1

Limited Liability

Having real estate owned in the name of the LLC protects you from personal liability especially if something catastrophic happens on the real estate that is in excess of the insurance coverage on the premises.

2

Multiple Parcels of Real Estate

It is not always clear whether you should keep adding additional real estate to an already existing LLC. Although it may be less expensive and easier administratively and there may be some estate tax advantages to having all real estate held in just one LLC, in certain cases in may be safer to form a new LLC for each new real estate purchased. This would protect each property from liability that could occur on another parcel of real estate. This would especially be the case of ultra-hazardous real estate or if a catastrophic event were to occur on one piece of real estate.
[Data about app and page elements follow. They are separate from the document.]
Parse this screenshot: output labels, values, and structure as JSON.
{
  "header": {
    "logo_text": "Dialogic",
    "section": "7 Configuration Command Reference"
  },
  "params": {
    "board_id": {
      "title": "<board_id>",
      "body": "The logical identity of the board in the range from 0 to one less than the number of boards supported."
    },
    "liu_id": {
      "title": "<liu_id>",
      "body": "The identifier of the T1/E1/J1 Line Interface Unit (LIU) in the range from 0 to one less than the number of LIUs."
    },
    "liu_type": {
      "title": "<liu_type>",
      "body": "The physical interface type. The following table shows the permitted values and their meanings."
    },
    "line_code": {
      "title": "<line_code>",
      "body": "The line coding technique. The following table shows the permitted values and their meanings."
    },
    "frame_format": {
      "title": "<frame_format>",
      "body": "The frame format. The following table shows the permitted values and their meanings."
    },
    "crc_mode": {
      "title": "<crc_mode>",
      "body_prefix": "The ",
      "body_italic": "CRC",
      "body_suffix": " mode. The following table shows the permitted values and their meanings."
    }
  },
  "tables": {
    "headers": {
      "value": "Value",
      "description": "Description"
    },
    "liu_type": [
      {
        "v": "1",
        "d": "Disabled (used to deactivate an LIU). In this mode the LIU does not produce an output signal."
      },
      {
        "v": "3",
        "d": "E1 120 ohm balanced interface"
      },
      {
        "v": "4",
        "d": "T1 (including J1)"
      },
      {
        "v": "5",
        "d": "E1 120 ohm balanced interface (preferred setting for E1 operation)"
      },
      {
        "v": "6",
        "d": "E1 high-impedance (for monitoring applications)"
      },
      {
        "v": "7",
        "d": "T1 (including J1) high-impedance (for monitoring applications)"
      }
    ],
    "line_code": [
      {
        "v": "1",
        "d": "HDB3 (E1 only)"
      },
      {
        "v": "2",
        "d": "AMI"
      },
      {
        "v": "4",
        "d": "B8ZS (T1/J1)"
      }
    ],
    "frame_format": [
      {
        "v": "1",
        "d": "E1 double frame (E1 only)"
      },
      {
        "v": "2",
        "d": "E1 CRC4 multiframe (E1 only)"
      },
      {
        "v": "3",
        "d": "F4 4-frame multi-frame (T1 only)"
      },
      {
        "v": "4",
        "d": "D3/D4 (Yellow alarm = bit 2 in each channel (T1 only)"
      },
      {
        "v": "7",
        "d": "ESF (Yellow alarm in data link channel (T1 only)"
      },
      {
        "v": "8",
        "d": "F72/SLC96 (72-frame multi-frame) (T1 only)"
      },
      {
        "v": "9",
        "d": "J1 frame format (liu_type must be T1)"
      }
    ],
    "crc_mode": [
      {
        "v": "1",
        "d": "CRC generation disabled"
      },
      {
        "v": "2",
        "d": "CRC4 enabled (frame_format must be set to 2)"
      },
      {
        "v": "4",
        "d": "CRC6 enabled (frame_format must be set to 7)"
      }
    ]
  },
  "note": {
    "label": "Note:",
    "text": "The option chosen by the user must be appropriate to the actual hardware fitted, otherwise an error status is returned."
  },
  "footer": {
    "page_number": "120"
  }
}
3

Watch Transfer Taxes In Certain States When Transferring Real Estate to the LLC

In certain states and cities, such as Pennsylvania and Philadelphia, a transfer tax is imposed on this change in title. This can result in a very large unforeseen tax cost. This is why it is often better to form the LLC first and have it acquire the real estate.

4

Watch Passive Loss Limitation Rules

Whether you are subject to the passive loss limitation rules depends on many complicated factors (material participation, AGI less than $150,000, involvement as a real estate broker, etc.) that need to be explored to maximize tax planning.

5

Disregarded Entity Status Allows for Simpler Tax Reporting

If you own the LLC 100% than it is treated as a disregarded entity for tax purposes. This allows you to report the LLC income or losses on your Form 1040, Schedule E while the LLC need not file separate returns, at least at the federal level. Some states require some entity tax returns to be filed.